H. Barbara Weinberg of the Department of American Paintings and Sculpture, The Metropolitan Museum of Art, states that “Whistler invented a monogram signature–a stylized butterfly based on his initials–and always placed it deliberately as a compositional element, not just a maker’s mark. His devotion to overall harmony extended to interior decoration, furniture, and the design of frames and even entire exhibitions.” Referring to the drawing pictured above, Prints & Photographs Curator of Fine Prints Katherine Blood describes how Whistler infuses this butterfly as an expressive alter ego: “The impish attitude of this Whistler butterfly is enhanced by its barbed tail, curved antennae, and cape-like wings. Ultimately unpublished, this sprightly version is one in a series of drawings related to the artist’s 1899 account of a legal skirmish with Sir William Eden over artistic control of a portrait of Eden’s wife in The Baronet and the Butterfly.” (MacDonald no. 1573r).

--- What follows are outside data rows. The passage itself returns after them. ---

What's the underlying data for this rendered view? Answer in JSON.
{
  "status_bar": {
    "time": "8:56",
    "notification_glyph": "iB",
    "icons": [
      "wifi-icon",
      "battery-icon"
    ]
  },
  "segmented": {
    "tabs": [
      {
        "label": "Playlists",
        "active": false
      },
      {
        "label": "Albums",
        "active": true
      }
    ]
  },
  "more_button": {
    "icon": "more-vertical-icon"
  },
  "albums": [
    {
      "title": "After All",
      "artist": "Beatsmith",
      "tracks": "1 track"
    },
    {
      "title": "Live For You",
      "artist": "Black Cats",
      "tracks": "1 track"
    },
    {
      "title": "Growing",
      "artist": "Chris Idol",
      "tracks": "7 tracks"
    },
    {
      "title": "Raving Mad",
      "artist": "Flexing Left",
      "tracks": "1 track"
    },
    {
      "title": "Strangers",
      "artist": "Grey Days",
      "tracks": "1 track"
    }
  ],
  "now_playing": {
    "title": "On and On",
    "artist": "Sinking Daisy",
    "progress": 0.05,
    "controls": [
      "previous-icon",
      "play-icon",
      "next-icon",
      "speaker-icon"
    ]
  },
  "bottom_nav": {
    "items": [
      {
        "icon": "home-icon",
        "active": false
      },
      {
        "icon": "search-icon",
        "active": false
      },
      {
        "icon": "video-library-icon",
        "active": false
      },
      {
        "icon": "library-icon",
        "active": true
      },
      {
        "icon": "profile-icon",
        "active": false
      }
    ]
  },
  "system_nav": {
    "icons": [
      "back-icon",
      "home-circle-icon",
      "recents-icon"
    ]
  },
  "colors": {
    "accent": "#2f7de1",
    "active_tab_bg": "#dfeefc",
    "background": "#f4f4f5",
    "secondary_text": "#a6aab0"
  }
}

Whistler’s butterfly monogram graces numerous diverse works found in the Prints & Photographs Division, even appearing on his carte-de-visite, shown above. Can you spot the butterfly on the etching Nocturne, which appears below?
- See more drawings by Whistler in the Library’s collection of Master Drawings. Among the Library’s almost 40 drawings by James McNeill Whistler (1834-1903) are a map said to have been made when the artist was 15 years old, humorous sketches made at West Point in the early 1850s, about 20 butterfly drawings, and a superb self-portrait.
- Explore etchings, drypoints, and lithotints by Whistler in the Library of Congress collection of Fine Prints. [Hint: Look in the lower right corner to find the butterfly in Nocturne. ]
- View more photographic portraits of James McNeill Whistler, his friends and associates, and also Whistler ephemera in LOT 12422, collected by Whistler’s devoted friends and biographers Joseph and Elizabeth Robins Pennell. The Pennells donated The Joseph and Elizabeth Robins Pennell Collection of Whistleriana containing manuscripts, research materials, and memorabilia relating to Whistler in the Library of Congress.
- Read online The Correspondence of James McNeill Whistler at the University of Glasgow, which is also home to the Whistler Etchings Project.
- “James McNeill Whistler (1834-1903)” by H. Barbara Weinberg, Department of American Paintings and Sculpture, The Metropolitan Museum of Art.
- James McNeill Whistler: drawings, pastels, and watercolors: a catalogue raisonné by Margaret F. MacDonald. New Haven ; London : Yale University Press, 1995. View catalog record: http://lccn.loc.gov/94010253